Give only the number of lines in the records that contain the word "charts".

[Items from a data source]
┄┄┄┄┄┄┄┄┄┄┄┄┄┄┄┄┄┄┄┄
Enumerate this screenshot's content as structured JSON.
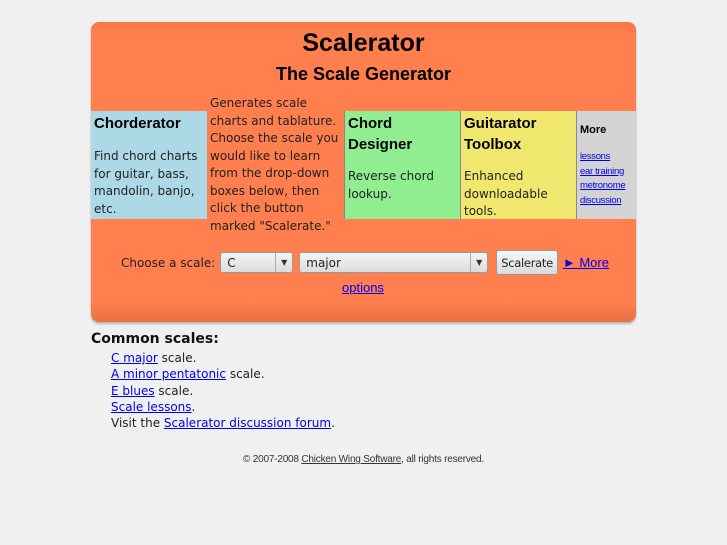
{
  "header": {
    "title": "Scalerator",
    "subtitle": "The Scale Generator"
  },
  "boxes": {
    "chorderator": {
      "title": "Chorderator",
      "desc": "Find chord charts for guitar, bass, mandolin, banjo, etc.",
      "color": "#add8e6"
    },
    "intro": {
      "text": "Generates scale charts and tablature. Choose the scale you would like to learn from the drop-down boxes below, then click the button marked \"Scalerate.\""
    },
    "chord_designer": {
      "title": "Chord Designer",
      "desc": "Reverse chord lookup.",
      "color": "#90ee90"
    },
    "toolbox": {
      "title": "Guitarator Toolbox",
      "desc": "Enhanced downloadable tools.",
      "color": "#f0e86e"
    },
    "more": {
      "title": "More",
      "links": [
        "lessons",
        "ear training",
        "metronome",
        "discussion"
      ]
    }
  },
  "form": {
    "label": "Choose a scale:",
    "key_select": "C",
    "scale_select": "major",
    "submit_label": "Scalerate",
    "more_options_1": "► More",
    "more_options_2": "options"
  },
  "common": {
    "heading": "Common scales:",
    "items": [
      {
        "link": "C major",
        "suffix": " scale."
      },
      {
        "link": "A minor pentatonic",
        "suffix": " scale."
      },
      {
        "link": "E blues",
        "suffix": " scale."
      },
      {
        "link": "Scale lessons",
        "suffix": "."
      }
    ],
    "forum_prefix": "Visit the ",
    "forum_link": "Scalerator discussion forum",
    "forum_suffix": "."
  },
  "footer": {
    "prefix": "© 2007-2008 ",
    "link": "Chicken Wing Software",
    "suffix": ", all rights reserved."
  },
  "colors": {
    "panel": "#ff7f4f",
    "link": "#0000ee"
  }
}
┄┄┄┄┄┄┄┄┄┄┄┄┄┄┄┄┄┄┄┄
§ Answer to the problem
2